[Exercise data Boundary: Start]
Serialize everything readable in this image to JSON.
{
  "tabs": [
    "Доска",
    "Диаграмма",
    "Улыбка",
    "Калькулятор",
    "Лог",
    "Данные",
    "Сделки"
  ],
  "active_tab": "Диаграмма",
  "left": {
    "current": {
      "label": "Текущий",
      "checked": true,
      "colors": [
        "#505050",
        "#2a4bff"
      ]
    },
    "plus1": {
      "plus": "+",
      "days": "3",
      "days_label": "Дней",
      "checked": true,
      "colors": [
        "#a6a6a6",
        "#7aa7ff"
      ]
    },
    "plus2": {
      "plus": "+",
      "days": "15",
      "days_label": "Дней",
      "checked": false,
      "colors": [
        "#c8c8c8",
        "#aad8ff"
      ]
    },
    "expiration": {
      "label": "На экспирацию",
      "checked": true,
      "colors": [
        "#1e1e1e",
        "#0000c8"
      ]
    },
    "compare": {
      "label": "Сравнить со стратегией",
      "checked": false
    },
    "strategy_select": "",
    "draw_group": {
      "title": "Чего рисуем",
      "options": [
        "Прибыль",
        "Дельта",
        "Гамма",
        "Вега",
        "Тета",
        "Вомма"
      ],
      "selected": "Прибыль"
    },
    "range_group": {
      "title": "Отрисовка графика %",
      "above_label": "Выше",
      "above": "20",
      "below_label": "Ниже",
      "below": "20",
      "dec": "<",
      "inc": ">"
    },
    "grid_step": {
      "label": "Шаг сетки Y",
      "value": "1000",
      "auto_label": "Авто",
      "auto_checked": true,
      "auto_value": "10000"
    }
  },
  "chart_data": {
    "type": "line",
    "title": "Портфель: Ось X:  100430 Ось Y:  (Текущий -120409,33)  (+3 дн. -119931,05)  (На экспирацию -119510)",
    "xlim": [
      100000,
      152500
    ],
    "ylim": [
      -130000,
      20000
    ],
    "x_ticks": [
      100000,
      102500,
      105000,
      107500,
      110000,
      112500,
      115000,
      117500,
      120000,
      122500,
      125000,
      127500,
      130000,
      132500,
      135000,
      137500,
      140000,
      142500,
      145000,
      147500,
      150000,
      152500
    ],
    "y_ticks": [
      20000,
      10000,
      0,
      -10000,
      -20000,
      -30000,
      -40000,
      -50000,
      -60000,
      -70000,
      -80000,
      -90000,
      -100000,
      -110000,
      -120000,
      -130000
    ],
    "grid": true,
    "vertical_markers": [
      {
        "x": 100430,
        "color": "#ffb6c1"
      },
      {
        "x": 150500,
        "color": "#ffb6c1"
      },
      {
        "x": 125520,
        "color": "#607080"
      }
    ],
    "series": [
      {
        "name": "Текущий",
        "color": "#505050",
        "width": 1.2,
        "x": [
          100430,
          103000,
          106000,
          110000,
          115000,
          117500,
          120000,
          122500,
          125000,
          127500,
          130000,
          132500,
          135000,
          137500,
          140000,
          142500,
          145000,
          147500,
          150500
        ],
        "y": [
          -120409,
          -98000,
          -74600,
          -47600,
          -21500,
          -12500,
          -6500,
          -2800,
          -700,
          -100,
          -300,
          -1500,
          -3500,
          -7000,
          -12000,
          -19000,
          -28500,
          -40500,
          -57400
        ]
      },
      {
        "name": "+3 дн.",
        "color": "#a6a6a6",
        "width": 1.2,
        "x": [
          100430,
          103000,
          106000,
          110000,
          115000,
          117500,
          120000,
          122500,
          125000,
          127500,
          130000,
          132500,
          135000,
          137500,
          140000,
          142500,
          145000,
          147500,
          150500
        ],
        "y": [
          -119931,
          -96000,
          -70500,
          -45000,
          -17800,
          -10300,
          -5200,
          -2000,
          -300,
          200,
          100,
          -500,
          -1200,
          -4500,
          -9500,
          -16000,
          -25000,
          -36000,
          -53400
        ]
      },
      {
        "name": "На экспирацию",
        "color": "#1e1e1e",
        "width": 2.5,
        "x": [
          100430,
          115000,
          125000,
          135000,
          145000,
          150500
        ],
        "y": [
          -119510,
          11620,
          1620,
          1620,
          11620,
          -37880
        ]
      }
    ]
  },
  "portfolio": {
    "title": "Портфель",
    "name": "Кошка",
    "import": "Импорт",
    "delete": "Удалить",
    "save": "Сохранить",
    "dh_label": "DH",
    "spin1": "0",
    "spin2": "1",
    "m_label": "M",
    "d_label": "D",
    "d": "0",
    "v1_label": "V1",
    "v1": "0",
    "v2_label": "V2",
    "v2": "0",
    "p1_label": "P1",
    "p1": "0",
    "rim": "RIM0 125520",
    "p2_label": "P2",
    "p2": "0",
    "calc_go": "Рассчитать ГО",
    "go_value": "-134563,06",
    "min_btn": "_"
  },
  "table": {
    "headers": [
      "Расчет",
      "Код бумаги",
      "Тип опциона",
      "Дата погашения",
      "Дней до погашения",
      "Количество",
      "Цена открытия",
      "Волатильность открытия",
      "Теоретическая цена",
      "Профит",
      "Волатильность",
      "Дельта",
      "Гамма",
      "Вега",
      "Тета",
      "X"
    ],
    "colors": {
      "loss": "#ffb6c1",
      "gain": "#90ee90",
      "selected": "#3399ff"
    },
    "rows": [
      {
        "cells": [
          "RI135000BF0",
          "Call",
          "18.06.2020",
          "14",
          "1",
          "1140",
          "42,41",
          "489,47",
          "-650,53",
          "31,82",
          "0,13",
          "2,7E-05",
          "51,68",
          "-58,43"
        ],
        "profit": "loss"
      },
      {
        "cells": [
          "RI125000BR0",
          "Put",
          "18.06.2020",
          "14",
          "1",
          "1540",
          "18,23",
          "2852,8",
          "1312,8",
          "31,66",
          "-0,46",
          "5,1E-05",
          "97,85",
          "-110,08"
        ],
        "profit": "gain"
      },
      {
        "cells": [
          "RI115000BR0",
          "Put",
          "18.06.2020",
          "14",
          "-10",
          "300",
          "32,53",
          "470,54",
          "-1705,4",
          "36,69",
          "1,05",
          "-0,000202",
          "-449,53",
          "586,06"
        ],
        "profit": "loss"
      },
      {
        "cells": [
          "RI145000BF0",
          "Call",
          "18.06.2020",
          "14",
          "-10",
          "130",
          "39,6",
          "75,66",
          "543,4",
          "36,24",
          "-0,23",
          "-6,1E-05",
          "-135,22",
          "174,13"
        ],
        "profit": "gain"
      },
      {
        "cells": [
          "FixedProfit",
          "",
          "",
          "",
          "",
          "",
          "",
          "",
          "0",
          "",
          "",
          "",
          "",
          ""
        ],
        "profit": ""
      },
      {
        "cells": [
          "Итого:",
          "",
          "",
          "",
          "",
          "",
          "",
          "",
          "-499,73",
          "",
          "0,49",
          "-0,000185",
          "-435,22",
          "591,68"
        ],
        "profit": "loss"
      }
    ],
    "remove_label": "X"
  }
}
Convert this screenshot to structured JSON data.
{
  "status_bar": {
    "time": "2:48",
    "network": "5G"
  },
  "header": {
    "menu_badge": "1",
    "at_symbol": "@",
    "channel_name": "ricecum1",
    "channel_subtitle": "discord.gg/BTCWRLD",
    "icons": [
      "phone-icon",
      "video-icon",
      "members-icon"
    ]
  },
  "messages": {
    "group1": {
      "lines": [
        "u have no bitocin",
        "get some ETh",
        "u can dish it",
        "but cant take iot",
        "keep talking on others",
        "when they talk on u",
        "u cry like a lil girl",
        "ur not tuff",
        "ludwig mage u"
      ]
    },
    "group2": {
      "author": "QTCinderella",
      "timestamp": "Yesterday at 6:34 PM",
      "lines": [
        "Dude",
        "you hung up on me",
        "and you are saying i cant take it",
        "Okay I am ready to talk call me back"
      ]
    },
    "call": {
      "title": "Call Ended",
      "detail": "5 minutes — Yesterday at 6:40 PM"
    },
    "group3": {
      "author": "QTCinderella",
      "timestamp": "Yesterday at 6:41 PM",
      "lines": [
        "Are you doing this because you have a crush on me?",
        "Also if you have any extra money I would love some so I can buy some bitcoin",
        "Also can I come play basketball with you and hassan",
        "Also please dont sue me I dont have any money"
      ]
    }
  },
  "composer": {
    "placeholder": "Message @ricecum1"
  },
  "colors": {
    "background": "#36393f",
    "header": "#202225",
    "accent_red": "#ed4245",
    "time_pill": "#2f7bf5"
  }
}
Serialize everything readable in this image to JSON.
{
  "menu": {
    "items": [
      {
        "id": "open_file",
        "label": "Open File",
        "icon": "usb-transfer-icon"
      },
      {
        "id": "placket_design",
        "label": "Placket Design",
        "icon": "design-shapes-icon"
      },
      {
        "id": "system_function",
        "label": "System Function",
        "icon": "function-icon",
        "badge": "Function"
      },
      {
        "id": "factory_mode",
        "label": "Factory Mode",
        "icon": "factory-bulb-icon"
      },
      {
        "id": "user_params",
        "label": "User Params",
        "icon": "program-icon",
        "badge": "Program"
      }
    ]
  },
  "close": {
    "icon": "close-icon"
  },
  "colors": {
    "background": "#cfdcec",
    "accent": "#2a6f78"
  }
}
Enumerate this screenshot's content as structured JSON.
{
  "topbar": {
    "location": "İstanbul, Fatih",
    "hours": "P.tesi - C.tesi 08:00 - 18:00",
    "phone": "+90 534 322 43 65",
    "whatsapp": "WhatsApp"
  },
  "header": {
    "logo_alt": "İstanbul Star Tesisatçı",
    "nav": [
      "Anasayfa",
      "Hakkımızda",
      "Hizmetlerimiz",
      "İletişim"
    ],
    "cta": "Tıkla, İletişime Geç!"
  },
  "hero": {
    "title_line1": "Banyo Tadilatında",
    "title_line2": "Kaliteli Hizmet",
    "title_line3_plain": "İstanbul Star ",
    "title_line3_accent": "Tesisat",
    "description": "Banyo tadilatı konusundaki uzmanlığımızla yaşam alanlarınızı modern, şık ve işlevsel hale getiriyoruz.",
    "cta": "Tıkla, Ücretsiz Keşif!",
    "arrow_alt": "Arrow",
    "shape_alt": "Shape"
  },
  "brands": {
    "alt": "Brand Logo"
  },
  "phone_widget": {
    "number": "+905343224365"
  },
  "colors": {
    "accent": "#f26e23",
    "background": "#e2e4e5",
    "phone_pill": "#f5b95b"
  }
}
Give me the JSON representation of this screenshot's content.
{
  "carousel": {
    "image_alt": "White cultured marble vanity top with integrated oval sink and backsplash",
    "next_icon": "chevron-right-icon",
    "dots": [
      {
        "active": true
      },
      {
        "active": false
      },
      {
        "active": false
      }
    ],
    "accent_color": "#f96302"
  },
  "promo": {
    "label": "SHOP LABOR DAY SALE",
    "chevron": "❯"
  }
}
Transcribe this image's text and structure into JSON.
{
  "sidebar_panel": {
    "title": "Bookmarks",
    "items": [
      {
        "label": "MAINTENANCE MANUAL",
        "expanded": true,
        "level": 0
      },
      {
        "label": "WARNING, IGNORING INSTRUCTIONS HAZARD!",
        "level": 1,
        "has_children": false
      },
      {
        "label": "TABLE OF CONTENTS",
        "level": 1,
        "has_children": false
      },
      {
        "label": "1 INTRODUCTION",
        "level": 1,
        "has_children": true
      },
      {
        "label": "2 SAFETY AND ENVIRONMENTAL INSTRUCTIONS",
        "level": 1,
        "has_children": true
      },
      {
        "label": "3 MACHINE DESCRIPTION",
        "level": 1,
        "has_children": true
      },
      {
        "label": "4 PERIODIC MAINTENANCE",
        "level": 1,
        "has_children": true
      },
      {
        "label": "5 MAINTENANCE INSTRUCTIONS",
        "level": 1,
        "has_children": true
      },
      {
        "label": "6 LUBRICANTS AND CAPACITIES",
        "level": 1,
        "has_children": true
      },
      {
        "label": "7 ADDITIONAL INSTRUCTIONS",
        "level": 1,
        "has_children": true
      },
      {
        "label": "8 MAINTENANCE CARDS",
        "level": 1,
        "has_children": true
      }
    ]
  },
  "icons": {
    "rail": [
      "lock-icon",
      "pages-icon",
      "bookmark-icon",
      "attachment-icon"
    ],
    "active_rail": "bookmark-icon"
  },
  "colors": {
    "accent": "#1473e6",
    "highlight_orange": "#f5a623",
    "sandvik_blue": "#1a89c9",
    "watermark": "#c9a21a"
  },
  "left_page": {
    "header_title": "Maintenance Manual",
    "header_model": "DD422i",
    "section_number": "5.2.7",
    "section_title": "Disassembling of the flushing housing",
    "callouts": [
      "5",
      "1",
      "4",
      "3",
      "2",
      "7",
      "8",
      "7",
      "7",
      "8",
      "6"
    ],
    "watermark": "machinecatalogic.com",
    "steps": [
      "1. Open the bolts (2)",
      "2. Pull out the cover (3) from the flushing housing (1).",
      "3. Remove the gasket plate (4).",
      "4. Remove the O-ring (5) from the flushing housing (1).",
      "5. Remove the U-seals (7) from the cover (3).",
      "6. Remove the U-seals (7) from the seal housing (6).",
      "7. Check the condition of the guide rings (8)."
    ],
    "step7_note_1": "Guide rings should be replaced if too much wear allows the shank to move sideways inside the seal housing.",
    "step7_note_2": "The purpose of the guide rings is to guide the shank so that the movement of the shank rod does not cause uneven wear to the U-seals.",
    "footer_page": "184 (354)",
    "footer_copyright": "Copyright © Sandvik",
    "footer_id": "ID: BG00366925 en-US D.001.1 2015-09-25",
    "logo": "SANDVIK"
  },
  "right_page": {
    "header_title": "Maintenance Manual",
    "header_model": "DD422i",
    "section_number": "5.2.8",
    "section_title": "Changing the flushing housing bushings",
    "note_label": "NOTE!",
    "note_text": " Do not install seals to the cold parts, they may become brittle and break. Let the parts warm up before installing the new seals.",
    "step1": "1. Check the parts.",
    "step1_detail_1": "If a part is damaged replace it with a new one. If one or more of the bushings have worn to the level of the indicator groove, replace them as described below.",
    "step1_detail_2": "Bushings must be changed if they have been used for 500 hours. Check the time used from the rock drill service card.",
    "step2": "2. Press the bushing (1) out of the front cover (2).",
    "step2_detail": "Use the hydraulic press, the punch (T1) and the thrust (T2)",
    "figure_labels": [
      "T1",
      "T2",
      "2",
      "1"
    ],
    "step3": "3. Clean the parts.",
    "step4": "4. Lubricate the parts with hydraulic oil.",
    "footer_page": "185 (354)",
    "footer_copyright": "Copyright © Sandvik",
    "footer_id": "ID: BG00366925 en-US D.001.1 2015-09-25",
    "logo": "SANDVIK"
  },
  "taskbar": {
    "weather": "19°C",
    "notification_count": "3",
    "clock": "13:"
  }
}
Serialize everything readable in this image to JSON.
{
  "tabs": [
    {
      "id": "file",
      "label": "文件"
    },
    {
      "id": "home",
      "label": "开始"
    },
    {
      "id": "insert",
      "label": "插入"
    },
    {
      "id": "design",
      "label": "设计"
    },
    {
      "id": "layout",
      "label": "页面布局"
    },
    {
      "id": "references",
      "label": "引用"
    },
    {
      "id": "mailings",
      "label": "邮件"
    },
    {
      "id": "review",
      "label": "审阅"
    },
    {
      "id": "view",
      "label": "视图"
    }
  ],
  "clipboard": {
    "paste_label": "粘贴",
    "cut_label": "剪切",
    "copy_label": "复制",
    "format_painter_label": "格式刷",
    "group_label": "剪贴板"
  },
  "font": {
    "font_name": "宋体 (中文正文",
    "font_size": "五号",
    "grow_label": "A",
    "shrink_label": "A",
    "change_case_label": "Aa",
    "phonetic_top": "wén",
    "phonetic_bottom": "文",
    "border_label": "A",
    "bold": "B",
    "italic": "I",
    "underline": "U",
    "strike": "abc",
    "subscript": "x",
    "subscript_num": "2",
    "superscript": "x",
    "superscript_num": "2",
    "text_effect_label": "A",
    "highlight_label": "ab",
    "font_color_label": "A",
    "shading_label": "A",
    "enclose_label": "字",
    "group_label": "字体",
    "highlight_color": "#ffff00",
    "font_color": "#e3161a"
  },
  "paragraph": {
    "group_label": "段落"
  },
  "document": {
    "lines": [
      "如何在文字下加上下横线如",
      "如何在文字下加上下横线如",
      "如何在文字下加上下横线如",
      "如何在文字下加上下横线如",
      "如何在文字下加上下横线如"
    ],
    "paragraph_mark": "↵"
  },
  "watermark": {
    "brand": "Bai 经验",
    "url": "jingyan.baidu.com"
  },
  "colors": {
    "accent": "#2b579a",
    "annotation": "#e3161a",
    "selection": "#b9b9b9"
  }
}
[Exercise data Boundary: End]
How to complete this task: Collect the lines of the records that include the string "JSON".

Task output:
Serialize everything readable in this image to JSON.
Convert this screenshot to structured JSON data.
Serialize everything readable in this image to JSON.
Enumerate this screenshot's content as structured JSON.
Give me the JSON representation of this screenshot's content.
Transcribe this image's text and structure into JSON.
Serialize everything readable in this image to JSON.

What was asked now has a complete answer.